Exercise instructions: The response should be an exact copy of the records, with the pictures removed.

Website and app data records:
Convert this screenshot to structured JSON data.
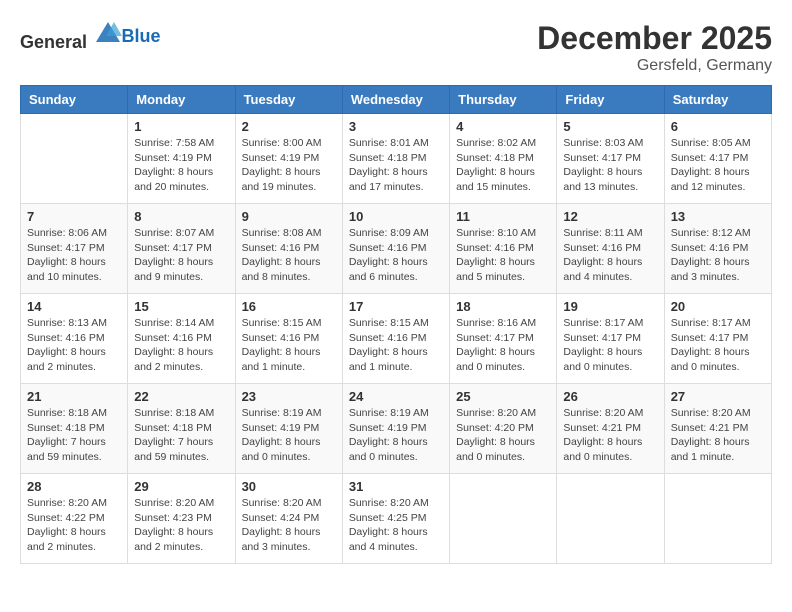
{
  "header": {
    "logo_general": "General",
    "logo_blue": "Blue",
    "month_year": "December 2025",
    "location": "Gersfeld, Germany"
  },
  "weekdays": [
    "Sunday",
    "Monday",
    "Tuesday",
    "Wednesday",
    "Thursday",
    "Friday",
    "Saturday"
  ],
  "weeks": [
    [
      {
        "day": "",
        "sunrise": "",
        "sunset": "",
        "daylight": ""
      },
      {
        "day": "1",
        "sunrise": "Sunrise: 7:58 AM",
        "sunset": "Sunset: 4:19 PM",
        "daylight": "Daylight: 8 hours and 20 minutes."
      },
      {
        "day": "2",
        "sunrise": "Sunrise: 8:00 AM",
        "sunset": "Sunset: 4:19 PM",
        "daylight": "Daylight: 8 hours and 19 minutes."
      },
      {
        "day": "3",
        "sunrise": "Sunrise: 8:01 AM",
        "sunset": "Sunset: 4:18 PM",
        "daylight": "Daylight: 8 hours and 17 minutes."
      },
      {
        "day": "4",
        "sunrise": "Sunrise: 8:02 AM",
        "sunset": "Sunset: 4:18 PM",
        "daylight": "Daylight: 8 hours and 15 minutes."
      },
      {
        "day": "5",
        "sunrise": "Sunrise: 8:03 AM",
        "sunset": "Sunset: 4:17 PM",
        "daylight": "Daylight: 8 hours and 13 minutes."
      },
      {
        "day": "6",
        "sunrise": "Sunrise: 8:05 AM",
        "sunset": "Sunset: 4:17 PM",
        "daylight": "Daylight: 8 hours and 12 minutes."
      }
    ],
    [
      {
        "day": "7",
        "sunrise": "Sunrise: 8:06 AM",
        "sunset": "Sunset: 4:17 PM",
        "daylight": "Daylight: 8 hours and 10 minutes."
      },
      {
        "day": "8",
        "sunrise": "Sunrise: 8:07 AM",
        "sunset": "Sunset: 4:17 PM",
        "daylight": "Daylight: 8 hours and 9 minutes."
      },
      {
        "day": "9",
        "sunrise": "Sunrise: 8:08 AM",
        "sunset": "Sunset: 4:16 PM",
        "daylight": "Daylight: 8 hours and 8 minutes."
      },
      {
        "day": "10",
        "sunrise": "Sunrise: 8:09 AM",
        "sunset": "Sunset: 4:16 PM",
        "daylight": "Daylight: 8 hours and 6 minutes."
      },
      {
        "day": "11",
        "sunrise": "Sunrise: 8:10 AM",
        "sunset": "Sunset: 4:16 PM",
        "daylight": "Daylight: 8 hours and 5 minutes."
      },
      {
        "day": "12",
        "sunrise": "Sunrise: 8:11 AM",
        "sunset": "Sunset: 4:16 PM",
        "daylight": "Daylight: 8 hours and 4 minutes."
      },
      {
        "day": "13",
        "sunrise": "Sunrise: 8:12 AM",
        "sunset": "Sunset: 4:16 PM",
        "daylight": "Daylight: 8 hours and 3 minutes."
      }
    ],
    [
      {
        "day": "14",
        "sunrise": "Sunrise: 8:13 AM",
        "sunset": "Sunset: 4:16 PM",
        "daylight": "Daylight: 8 hours and 2 minutes."
      },
      {
        "day": "15",
        "sunrise": "Sunrise: 8:14 AM",
        "sunset": "Sunset: 4:16 PM",
        "daylight": "Daylight: 8 hours and 2 minutes."
      },
      {
        "day": "16",
        "sunrise": "Sunrise: 8:15 AM",
        "sunset": "Sunset: 4:16 PM",
        "daylight": "Daylight: 8 hours and 1 minute."
      },
      {
        "day": "17",
        "sunrise": "Sunrise: 8:15 AM",
        "sunset": "Sunset: 4:16 PM",
        "daylight": "Daylight: 8 hours and 1 minute."
      },
      {
        "day": "18",
        "sunrise": "Sunrise: 8:16 AM",
        "sunset": "Sunset: 4:17 PM",
        "daylight": "Daylight: 8 hours and 0 minutes."
      },
      {
        "day": "19",
        "sunrise": "Sunrise: 8:17 AM",
        "sunset": "Sunset: 4:17 PM",
        "daylight": "Daylight: 8 hours and 0 minutes."
      },
      {
        "day": "20",
        "sunrise": "Sunrise: 8:17 AM",
        "sunset": "Sunset: 4:17 PM",
        "daylight": "Daylight: 8 hours and 0 minutes."
      }
    ],
    [
      {
        "day": "21",
        "sunrise": "Sunrise: 8:18 AM",
        "sunset": "Sunset: 4:18 PM",
        "daylight": "Daylight: 7 hours and 59 minutes."
      },
      {
        "day": "22",
        "sunrise": "Sunrise: 8:18 AM",
        "sunset": "Sunset: 4:18 PM",
        "daylight": "Daylight: 7 hours and 59 minutes."
      },
      {
        "day": "23",
        "sunrise": "Sunrise: 8:19 AM",
        "sunset": "Sunset: 4:19 PM",
        "daylight": "Daylight: 8 hours and 0 minutes."
      },
      {
        "day": "24",
        "sunrise": "Sunrise: 8:19 AM",
        "sunset": "Sunset: 4:19 PM",
        "daylight": "Daylight: 8 hours and 0 minutes."
      },
      {
        "day": "25",
        "sunrise": "Sunrise: 8:20 AM",
        "sunset": "Sunset: 4:20 PM",
        "daylight": "Daylight: 8 hours and 0 minutes."
      },
      {
        "day": "26",
        "sunrise": "Sunrise: 8:20 AM",
        "sunset": "Sunset: 4:21 PM",
        "daylight": "Daylight: 8 hours and 0 minutes."
      },
      {
        "day": "27",
        "sunrise": "Sunrise: 8:20 AM",
        "sunset": "Sunset: 4:21 PM",
        "daylight": "Daylight: 8 hours and 1 minute."
      }
    ],
    [
      {
        "day": "28",
        "sunrise": "Sunrise: 8:20 AM",
        "sunset": "Sunset: 4:22 PM",
        "daylight": "Daylight: 8 hours and 2 minutes."
      },
      {
        "day": "29",
        "sunrise": "Sunrise: 8:20 AM",
        "sunset": "Sunset: 4:23 PM",
        "daylight": "Daylight: 8 hours and 2 minutes."
      },
      {
        "day": "30",
        "sunrise": "Sunrise: 8:20 AM",
        "sunset": "Sunset: 4:24 PM",
        "daylight": "Daylight: 8 hours and 3 minutes."
      },
      {
        "day": "31",
        "sunrise": "Sunrise: 8:20 AM",
        "sunset": "Sunset: 4:25 PM",
        "daylight": "Daylight: 8 hours and 4 minutes."
      },
      {
        "day": "",
        "sunrise": "",
        "sunset": "",
        "daylight": ""
      },
      {
        "day": "",
        "sunrise": "",
        "sunset": "",
        "daylight": ""
      },
      {
        "day": "",
        "sunrise": "",
        "sunset": "",
        "daylight": ""
      }
    ]
  ]
}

Task output:
Convert this screenshot to structured JSON data.
{
  "header": {
    "logo_general": "General",
    "logo_blue": "Blue",
    "month_year": "December 2025",
    "location": "Gersfeld, Germany"
  },
  "weekdays": [
    "Sunday",
    "Monday",
    "Tuesday",
    "Wednesday",
    "Thursday",
    "Friday",
    "Saturday"
  ],
  "weeks": [
    [
      {
        "day": "",
        "sunrise": "",
        "sunset": "",
        "daylight": ""
      },
      {
        "day": "1",
        "sunrise": "Sunrise: 7:58 AM",
        "sunset": "Sunset: 4:19 PM",
        "daylight": "Daylight: 8 hours and 20 minutes."
      },
      {
        "day": "2",
        "sunrise": "Sunrise: 8:00 AM",
        "sunset": "Sunset: 4:19 PM",
        "daylight": "Daylight: 8 hours and 19 minutes."
      },
      {
        "day": "3",
        "sunrise": "Sunrise: 8:01 AM",
        "sunset": "Sunset: 4:18 PM",
        "daylight": "Daylight: 8 hours and 17 minutes."
      },
      {
        "day": "4",
        "sunrise": "Sunrise: 8:02 AM",
        "sunset": "Sunset: 4:18 PM",
        "daylight": "Daylight: 8 hours and 15 minutes."
      },
      {
        "day": "5",
        "sunrise": "Sunrise: 8:03 AM",
        "sunset": "Sunset: 4:17 PM",
        "daylight": "Daylight: 8 hours and 13 minutes."
      },
      {
        "day": "6",
        "sunrise": "Sunrise: 8:05 AM",
        "sunset": "Sunset: 4:17 PM",
        "daylight": "Daylight: 8 hours and 12 minutes."
      }
    ],
    [
      {
        "day": "7",
        "sunrise": "Sunrise: 8:06 AM",
        "sunset": "Sunset: 4:17 PM",
        "daylight": "Daylight: 8 hours and 10 minutes."
      },
      {
        "day": "8",
        "sunrise": "Sunrise: 8:07 AM",
        "sunset": "Sunset: 4:17 PM",
        "daylight": "Daylight: 8 hours and 9 minutes."
      },
      {
        "day": "9",
        "sunrise": "Sunrise: 8:08 AM",
        "sunset": "Sunset: 4:16 PM",
        "daylight": "Daylight: 8 hours and 8 minutes."
      },
      {
        "day": "10",
        "sunrise": "Sunrise: 8:09 AM",
        "sunset": "Sunset: 4:16 PM",
        "daylight": "Daylight: 8 hours and 6 minutes."
      },
      {
        "day": "11",
        "sunrise": "Sunrise: 8:10 AM",
        "sunset": "Sunset: 4:16 PM",
        "daylight": "Daylight: 8 hours and 5 minutes."
      },
      {
        "day": "12",
        "sunrise": "Sunrise: 8:11 AM",
        "sunset": "Sunset: 4:16 PM",
        "daylight": "Daylight: 8 hours and 4 minutes."
      },
      {
        "day": "13",
        "sunrise": "Sunrise: 8:12 AM",
        "sunset": "Sunset: 4:16 PM",
        "daylight": "Daylight: 8 hours and 3 minutes."
      }
    ],
    [
      {
        "day": "14",
        "sunrise": "Sunrise: 8:13 AM",
        "sunset": "Sunset: 4:16 PM",
        "daylight": "Daylight: 8 hours and 2 minutes."
      },
      {
        "day": "15",
        "sunrise": "Sunrise: 8:14 AM",
        "sunset": "Sunset: 4:16 PM",
        "daylight": "Daylight: 8 hours and 2 minutes."
      },
      {
        "day": "16",
        "sunrise": "Sunrise: 8:15 AM",
        "sunset": "Sunset: 4:16 PM",
        "daylight": "Daylight: 8 hours and 1 minute."
      },
      {
        "day": "17",
        "sunrise": "Sunrise: 8:15 AM",
        "sunset": "Sunset: 4:16 PM",
        "daylight": "Daylight: 8 hours and 1 minute."
      },
      {
        "day": "18",
        "sunrise": "Sunrise: 8:16 AM",
        "sunset": "Sunset: 4:17 PM",
        "daylight": "Daylight: 8 hours and 0 minutes."
      },
      {
        "day": "19",
        "sunrise": "Sunrise: 8:17 AM",
        "sunset": "Sunset: 4:17 PM",
        "daylight": "Daylight: 8 hours and 0 minutes."
      },
      {
        "day": "20",
        "sunrise": "Sunrise: 8:17 AM",
        "sunset": "Sunset: 4:17 PM",
        "daylight": "Daylight: 8 hours and 0 minutes."
      }
    ],
    [
      {
        "day": "21",
        "sunrise": "Sunrise: 8:18 AM",
        "sunset": "Sunset: 4:18 PM",
        "daylight": "Daylight: 7 hours and 59 minutes."
      },
      {
        "day": "22",
        "sunrise": "Sunrise: 8:18 AM",
        "sunset": "Sunset: 4:18 PM",
        "daylight": "Daylight: 7 hours and 59 minutes."
      },
      {
        "day": "23",
        "sunrise": "Sunrise: 8:19 AM",
        "sunset": "Sunset: 4:19 PM",
        "daylight": "Daylight: 8 hours and 0 minutes."
      },
      {
        "day": "24",
        "sunrise": "Sunrise: 8:19 AM",
        "sunset": "Sunset: 4:19 PM",
        "daylight": "Daylight: 8 hours and 0 minutes."
      },
      {
        "day": "25",
        "sunrise": "Sunrise: 8:20 AM",
        "sunset": "Sunset: 4:20 PM",
        "daylight": "Daylight: 8 hours and 0 minutes."
      },
      {
        "day": "26",
        "sunrise": "Sunrise: 8:20 AM",
        "sunset": "Sunset: 4:21 PM",
        "daylight": "Daylight: 8 hours and 0 minutes."
      },
      {
        "day": "27",
        "sunrise": "Sunrise: 8:20 AM",
        "sunset": "Sunset: 4:21 PM",
        "daylight": "Daylight: 8 hours and 1 minute."
      }
    ],
    [
      {
        "day": "28",
        "sunrise": "Sunrise: 8:20 AM",
        "sunset": "Sunset: 4:22 PM",
        "daylight": "Daylight: 8 hours and 2 minutes."
      },
      {
        "day": "29",
        "sunrise": "Sunrise: 8:20 AM",
        "sunset": "Sunset: 4:23 PM",
        "daylight": "Daylight: 8 hours and 2 minutes."
      },
      {
        "day": "30",
        "sunrise": "Sunrise: 8:20 AM",
        "sunset": "Sunset: 4:24 PM",
        "daylight": "Daylight: 8 hours and 3 minutes."
      },
      {
        "day": "31",
        "sunrise": "Sunrise: 8:20 AM",
        "sunset": "Sunset: 4:25 PM",
        "daylight": "Daylight: 8 hours and 4 minutes."
      },
      {
        "day": "",
        "sunrise": "",
        "sunset": "",
        "daylight": ""
      },
      {
        "day": "",
        "sunrise": "",
        "sunset": "",
        "daylight": ""
      },
      {
        "day": "",
        "sunrise": "",
        "sunset": "",
        "daylight": ""
      }
    ]
  ]
}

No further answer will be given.